A still image from the officer’s body camera appears to show Clerkley had his upper body turned toward the hole in the fence with his arms at his side. Prater said a dark portion of the image at the end of Clerkley’s right arm indicates he was holding his gun when he turned toward Holcomb.
Police photos at the scene show a gun laying on the ground near the open window.
“The suspect in the case was the one in control of when the officer felt the need to fire when (he) immediately turned toward the officer with the pistol in his hand,” Prater said in an interview with The Oklahoman. “The officer had a reasonable belief that he was about to be shot.”
Daniel Smolen, the family’s attorney, said the evidence he has reviewed indicates a “clear Fourth Amendment violation.”

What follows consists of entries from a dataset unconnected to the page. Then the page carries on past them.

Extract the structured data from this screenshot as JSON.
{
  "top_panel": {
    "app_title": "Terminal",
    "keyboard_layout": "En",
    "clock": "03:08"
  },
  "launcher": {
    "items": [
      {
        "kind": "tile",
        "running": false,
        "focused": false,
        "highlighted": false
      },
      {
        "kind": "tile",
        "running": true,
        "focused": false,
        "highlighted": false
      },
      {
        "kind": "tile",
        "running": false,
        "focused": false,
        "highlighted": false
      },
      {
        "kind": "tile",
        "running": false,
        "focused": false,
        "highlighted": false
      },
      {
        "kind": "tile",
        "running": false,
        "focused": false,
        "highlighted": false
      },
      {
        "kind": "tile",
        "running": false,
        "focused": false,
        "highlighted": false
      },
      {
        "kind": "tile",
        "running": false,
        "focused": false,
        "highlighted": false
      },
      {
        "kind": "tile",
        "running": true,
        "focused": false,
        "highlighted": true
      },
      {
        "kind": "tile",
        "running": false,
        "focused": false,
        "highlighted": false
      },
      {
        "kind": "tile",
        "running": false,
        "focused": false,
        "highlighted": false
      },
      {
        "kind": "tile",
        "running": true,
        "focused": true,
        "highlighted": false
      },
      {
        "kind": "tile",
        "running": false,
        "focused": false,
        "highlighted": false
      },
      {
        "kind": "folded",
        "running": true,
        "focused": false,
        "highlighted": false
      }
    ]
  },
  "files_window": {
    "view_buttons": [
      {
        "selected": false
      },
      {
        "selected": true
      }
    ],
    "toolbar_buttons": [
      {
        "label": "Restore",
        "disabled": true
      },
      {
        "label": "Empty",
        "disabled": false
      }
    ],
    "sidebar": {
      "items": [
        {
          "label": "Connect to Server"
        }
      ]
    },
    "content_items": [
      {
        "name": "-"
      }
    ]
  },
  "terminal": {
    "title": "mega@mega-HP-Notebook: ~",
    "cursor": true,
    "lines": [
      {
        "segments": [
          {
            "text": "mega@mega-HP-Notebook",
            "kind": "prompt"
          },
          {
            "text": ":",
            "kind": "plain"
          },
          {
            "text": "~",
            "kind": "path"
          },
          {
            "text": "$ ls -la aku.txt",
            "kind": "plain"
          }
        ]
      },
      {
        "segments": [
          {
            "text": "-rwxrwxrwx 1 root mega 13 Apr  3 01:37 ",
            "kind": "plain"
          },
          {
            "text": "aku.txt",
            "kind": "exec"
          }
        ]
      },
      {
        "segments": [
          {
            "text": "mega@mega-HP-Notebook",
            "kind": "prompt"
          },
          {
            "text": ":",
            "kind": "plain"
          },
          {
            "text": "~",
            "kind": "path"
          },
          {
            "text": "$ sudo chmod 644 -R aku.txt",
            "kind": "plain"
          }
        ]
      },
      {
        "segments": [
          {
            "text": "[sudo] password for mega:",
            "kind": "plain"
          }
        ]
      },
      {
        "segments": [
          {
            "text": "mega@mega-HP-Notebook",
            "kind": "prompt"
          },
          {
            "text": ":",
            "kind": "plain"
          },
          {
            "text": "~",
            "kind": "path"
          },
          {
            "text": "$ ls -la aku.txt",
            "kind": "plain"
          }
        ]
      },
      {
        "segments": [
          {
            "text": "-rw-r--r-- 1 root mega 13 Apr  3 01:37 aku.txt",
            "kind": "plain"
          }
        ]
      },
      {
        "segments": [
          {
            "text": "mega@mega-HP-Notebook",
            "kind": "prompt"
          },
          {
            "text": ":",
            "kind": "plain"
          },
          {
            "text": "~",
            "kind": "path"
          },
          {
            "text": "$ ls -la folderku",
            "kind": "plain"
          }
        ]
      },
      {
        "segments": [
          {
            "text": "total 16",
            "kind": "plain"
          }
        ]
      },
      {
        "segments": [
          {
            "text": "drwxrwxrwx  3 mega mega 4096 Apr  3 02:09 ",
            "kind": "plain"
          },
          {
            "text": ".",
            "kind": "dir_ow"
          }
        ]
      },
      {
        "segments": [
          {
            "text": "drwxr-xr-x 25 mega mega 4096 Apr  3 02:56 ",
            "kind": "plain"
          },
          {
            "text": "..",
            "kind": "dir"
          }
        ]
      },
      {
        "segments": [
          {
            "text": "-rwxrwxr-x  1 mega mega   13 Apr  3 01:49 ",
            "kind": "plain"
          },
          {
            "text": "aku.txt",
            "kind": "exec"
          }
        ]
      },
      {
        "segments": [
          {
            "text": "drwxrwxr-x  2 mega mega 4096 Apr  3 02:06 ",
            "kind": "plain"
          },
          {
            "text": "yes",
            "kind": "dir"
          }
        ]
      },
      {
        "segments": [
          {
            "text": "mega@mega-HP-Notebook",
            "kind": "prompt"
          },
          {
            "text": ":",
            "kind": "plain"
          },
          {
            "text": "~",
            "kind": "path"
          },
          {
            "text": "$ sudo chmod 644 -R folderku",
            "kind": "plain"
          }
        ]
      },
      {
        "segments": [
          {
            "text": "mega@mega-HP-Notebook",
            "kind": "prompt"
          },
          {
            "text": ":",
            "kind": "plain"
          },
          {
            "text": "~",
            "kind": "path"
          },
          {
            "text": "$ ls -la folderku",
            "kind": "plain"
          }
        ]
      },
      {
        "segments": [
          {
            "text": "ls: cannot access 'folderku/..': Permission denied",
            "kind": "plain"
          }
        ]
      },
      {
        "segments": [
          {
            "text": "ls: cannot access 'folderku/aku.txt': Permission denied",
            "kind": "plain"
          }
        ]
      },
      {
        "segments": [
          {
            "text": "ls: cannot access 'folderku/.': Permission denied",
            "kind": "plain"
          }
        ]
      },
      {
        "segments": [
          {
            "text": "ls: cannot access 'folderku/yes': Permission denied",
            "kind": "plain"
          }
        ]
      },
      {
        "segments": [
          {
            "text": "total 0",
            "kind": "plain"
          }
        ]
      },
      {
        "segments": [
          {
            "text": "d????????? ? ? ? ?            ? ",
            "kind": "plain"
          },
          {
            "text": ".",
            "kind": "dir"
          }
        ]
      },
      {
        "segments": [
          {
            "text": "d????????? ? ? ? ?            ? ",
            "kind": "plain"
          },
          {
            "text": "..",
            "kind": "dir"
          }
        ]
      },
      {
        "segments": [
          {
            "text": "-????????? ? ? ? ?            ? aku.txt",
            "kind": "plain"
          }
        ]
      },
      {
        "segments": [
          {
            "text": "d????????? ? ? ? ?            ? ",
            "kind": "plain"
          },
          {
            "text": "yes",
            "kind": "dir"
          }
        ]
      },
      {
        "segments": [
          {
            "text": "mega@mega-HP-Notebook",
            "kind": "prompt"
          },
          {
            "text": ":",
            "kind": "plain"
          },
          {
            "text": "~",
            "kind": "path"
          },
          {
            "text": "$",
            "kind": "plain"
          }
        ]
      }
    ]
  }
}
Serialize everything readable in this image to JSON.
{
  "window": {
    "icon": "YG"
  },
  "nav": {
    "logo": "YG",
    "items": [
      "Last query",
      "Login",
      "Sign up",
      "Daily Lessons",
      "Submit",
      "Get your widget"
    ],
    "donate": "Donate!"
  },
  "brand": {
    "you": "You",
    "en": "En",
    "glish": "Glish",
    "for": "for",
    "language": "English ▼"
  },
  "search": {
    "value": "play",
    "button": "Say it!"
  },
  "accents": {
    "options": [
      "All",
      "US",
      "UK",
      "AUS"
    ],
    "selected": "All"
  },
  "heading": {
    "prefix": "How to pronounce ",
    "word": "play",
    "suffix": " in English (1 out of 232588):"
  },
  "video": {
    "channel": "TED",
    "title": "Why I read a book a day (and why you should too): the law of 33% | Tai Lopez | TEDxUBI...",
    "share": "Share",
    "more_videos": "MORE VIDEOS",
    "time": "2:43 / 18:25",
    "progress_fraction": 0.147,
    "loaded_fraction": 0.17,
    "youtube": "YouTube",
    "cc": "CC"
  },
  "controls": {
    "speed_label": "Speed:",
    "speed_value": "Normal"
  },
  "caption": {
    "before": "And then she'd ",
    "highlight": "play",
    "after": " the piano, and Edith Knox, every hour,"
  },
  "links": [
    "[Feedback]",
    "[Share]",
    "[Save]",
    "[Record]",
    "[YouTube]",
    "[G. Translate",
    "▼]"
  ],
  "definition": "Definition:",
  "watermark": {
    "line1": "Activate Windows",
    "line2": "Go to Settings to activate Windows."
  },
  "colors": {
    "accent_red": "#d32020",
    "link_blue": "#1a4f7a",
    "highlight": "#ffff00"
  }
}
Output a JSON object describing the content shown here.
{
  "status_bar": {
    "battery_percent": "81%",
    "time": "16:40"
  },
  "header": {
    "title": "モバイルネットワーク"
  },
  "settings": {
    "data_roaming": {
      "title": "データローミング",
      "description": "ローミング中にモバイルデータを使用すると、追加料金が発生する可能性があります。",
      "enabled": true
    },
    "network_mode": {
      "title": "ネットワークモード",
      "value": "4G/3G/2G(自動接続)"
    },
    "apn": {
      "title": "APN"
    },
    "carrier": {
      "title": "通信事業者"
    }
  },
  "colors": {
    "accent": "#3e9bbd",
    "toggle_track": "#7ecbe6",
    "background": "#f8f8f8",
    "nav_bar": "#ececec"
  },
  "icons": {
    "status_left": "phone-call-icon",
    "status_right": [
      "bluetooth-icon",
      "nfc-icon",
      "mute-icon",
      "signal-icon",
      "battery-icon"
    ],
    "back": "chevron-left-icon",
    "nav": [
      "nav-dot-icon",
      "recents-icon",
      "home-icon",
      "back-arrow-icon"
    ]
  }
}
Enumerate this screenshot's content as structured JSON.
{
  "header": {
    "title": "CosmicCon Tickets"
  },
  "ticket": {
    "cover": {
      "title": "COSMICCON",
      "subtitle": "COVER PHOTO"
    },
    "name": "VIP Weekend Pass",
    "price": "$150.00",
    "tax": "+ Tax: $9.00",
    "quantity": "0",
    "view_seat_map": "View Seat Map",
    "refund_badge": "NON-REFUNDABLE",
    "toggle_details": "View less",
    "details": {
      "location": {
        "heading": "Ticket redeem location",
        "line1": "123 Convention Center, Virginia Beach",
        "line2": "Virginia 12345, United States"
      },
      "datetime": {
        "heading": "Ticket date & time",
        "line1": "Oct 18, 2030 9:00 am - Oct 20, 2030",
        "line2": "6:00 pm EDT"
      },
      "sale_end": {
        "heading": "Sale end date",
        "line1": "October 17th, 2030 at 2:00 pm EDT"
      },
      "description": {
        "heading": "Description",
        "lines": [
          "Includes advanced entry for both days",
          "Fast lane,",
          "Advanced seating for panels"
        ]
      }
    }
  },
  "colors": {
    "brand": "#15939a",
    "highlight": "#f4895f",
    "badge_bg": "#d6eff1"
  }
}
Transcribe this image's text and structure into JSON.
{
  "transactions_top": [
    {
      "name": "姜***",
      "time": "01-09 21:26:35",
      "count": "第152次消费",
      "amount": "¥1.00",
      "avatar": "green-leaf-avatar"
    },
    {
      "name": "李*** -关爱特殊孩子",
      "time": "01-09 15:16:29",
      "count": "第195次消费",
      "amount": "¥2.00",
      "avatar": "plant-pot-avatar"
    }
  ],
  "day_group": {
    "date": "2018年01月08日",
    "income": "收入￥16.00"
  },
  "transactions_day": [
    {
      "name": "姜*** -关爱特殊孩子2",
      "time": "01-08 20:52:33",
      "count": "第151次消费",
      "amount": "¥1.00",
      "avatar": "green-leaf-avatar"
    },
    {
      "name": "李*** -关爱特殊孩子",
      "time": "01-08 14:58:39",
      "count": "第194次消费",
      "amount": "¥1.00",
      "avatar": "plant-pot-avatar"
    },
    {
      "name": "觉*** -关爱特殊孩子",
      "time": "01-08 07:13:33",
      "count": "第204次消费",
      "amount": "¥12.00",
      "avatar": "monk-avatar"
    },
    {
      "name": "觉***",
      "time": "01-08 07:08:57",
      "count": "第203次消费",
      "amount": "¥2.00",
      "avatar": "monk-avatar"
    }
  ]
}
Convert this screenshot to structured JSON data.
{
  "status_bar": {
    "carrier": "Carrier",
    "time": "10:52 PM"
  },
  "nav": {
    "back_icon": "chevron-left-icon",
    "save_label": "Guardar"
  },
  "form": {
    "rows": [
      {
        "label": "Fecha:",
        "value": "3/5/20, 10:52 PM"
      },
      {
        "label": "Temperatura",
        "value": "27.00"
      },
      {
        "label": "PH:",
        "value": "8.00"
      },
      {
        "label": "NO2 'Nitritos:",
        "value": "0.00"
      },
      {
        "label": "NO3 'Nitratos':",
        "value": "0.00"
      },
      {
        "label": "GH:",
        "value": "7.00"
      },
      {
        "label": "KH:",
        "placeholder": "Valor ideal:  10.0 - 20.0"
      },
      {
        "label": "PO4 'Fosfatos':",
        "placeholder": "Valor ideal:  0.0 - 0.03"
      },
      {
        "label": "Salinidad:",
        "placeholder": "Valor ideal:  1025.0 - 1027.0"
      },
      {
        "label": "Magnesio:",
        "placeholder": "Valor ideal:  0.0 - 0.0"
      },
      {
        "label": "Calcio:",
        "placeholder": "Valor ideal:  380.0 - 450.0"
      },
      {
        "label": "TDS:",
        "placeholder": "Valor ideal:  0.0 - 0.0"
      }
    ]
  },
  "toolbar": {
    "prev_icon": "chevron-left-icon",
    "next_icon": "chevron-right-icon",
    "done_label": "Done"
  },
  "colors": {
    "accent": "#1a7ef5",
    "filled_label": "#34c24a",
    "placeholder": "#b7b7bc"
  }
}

The family is contemplating a lawsuit against Holcomb and the city of Oklahoma City for a violation of Clerkley’s right to due process, said Smolen, who is a civil rights attorney from Tulsa.
A successful lawsuit also could assist the family with Clerkley’s medical costs, as the boy has no health insurance, Smolen said. They had recently moved from Texas and didn’t have the opportunity to register Clerkley for Medicaid in Oklahoma.
The family called for a “culture change” among Oklahoma City police.
“We now seek all of the answers,” the family said in its statement. “We seek full transparency. We seek justice for Lorenzo.”